- [Task to complete]:
All records that follow are to be copied exactly, with images omitted.

- [Extracted material]:
*-*-*
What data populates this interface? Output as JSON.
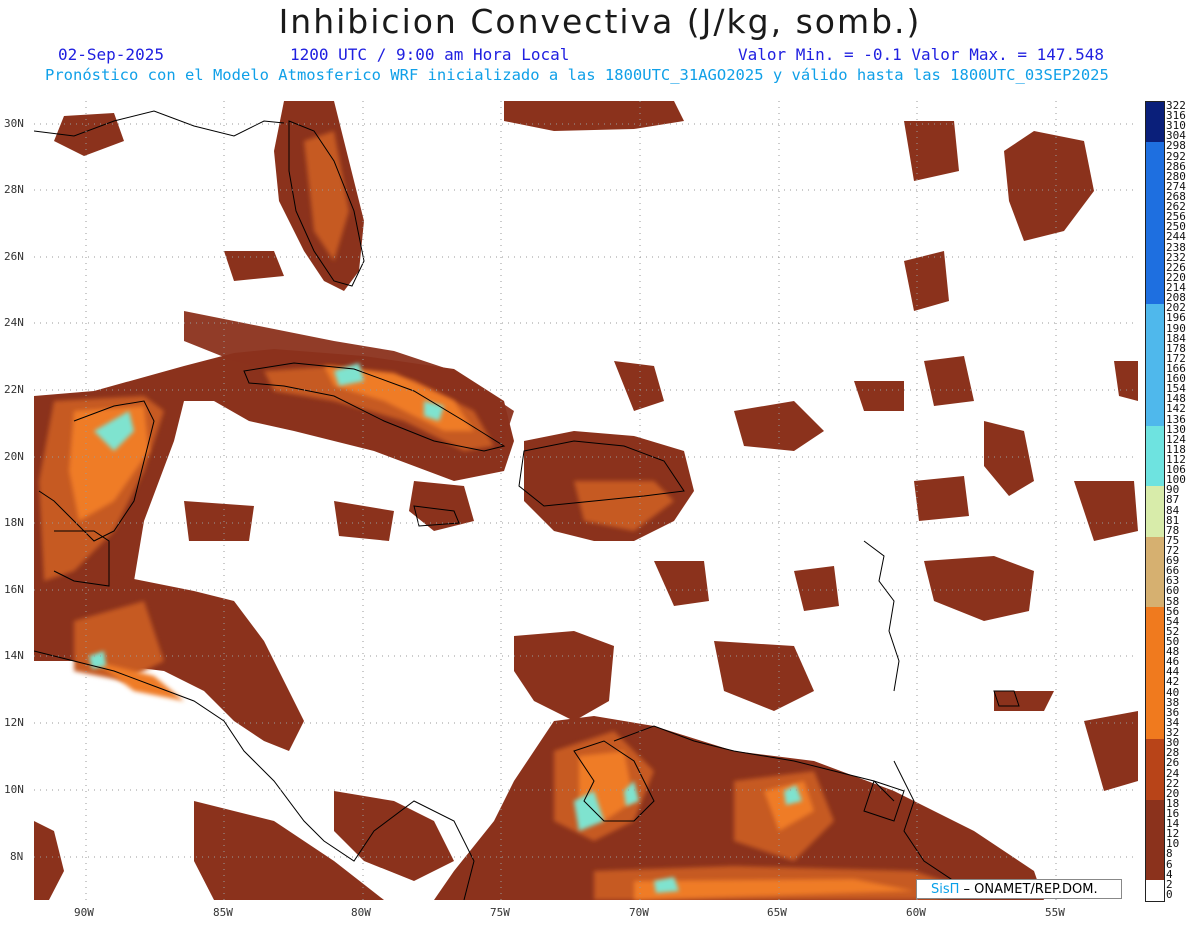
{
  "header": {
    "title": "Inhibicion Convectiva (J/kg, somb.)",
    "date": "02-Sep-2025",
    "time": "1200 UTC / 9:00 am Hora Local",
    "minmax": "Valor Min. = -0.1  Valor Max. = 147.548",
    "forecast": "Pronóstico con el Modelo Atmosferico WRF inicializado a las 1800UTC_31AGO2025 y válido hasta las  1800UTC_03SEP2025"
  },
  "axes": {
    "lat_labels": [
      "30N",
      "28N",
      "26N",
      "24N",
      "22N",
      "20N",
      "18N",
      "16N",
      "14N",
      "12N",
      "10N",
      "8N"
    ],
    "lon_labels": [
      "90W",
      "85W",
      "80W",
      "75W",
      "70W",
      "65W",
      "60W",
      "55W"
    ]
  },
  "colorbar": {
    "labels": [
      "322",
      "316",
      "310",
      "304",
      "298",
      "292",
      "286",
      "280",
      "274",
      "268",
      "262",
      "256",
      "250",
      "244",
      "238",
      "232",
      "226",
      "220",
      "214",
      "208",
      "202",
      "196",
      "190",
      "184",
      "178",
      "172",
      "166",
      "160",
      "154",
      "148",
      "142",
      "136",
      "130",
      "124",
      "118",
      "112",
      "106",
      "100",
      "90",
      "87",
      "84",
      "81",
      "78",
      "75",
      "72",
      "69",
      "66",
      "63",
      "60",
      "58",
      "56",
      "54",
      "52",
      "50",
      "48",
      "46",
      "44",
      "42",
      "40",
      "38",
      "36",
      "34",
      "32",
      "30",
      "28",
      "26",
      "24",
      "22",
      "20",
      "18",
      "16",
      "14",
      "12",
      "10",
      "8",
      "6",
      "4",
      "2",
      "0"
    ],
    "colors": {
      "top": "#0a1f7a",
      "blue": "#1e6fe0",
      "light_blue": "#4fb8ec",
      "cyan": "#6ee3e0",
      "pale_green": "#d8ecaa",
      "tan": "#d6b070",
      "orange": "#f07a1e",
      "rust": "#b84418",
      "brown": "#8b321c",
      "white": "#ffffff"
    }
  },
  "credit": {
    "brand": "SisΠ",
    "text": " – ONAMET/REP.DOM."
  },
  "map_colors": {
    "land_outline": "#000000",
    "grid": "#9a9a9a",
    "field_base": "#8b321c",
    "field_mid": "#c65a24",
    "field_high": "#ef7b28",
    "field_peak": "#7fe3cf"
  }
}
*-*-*
- [Completed exercise]:
What data populates this interface? Output as JSON.
{
  "header": {
    "title": "Inhibicion Convectiva (J/kg, somb.)",
    "date": "02-Sep-2025",
    "time": "1200 UTC / 9:00 am Hora Local",
    "minmax": "Valor Min. = -0.1  Valor Max. = 147.548",
    "forecast": "Pronóstico con el Modelo Atmosferico WRF inicializado a las 1800UTC_31AGO2025 y válido hasta las  1800UTC_03SEP2025"
  },
  "axes": {
    "lat_labels": [
      "30N",
      "28N",
      "26N",
      "24N",
      "22N",
      "20N",
      "18N",
      "16N",
      "14N",
      "12N",
      "10N",
      "8N"
    ],
    "lon_labels": [
      "90W",
      "85W",
      "80W",
      "75W",
      "70W",
      "65W",
      "60W",
      "55W"
    ]
  },
  "colorbar": {
    "labels": [
      "322",
      "316",
      "310",
      "304",
      "298",
      "292",
      "286",
      "280",
      "274",
      "268",
      "262",
      "256",
      "250",
      "244",
      "238",
      "232",
      "226",
      "220",
      "214",
      "208",
      "202",
      "196",
      "190",
      "184",
      "178",
      "172",
      "166",
      "160",
      "154",
      "148",
      "142",
      "136",
      "130",
      "124",
      "118",
      "112",
      "106",
      "100",
      "90",
      "87",
      "84",
      "81",
      "78",
      "75",
      "72",
      "69",
      "66",
      "63",
      "60",
      "58",
      "56",
      "54",
      "52",
      "50",
      "48",
      "46",
      "44",
      "42",
      "40",
      "38",
      "36",
      "34",
      "32",
      "30",
      "28",
      "26",
      "24",
      "22",
      "20",
      "18",
      "16",
      "14",
      "12",
      "10",
      "8",
      "6",
      "4",
      "2",
      "0"
    ],
    "colors": {
      "top": "#0a1f7a",
      "blue": "#1e6fe0",
      "light_blue": "#4fb8ec",
      "cyan": "#6ee3e0",
      "pale_green": "#d8ecaa",
      "tan": "#d6b070",
      "orange": "#f07a1e",
      "rust": "#b84418",
      "brown": "#8b321c",
      "white": "#ffffff"
    }
  },
  "credit": {
    "brand": "SisΠ",
    "text": " – ONAMET/REP.DOM."
  },
  "map_colors": {
    "land_outline": "#000000",
    "grid": "#9a9a9a",
    "field_base": "#8b321c",
    "field_mid": "#c65a24",
    "field_high": "#ef7b28",
    "field_peak": "#7fe3cf"
  }
}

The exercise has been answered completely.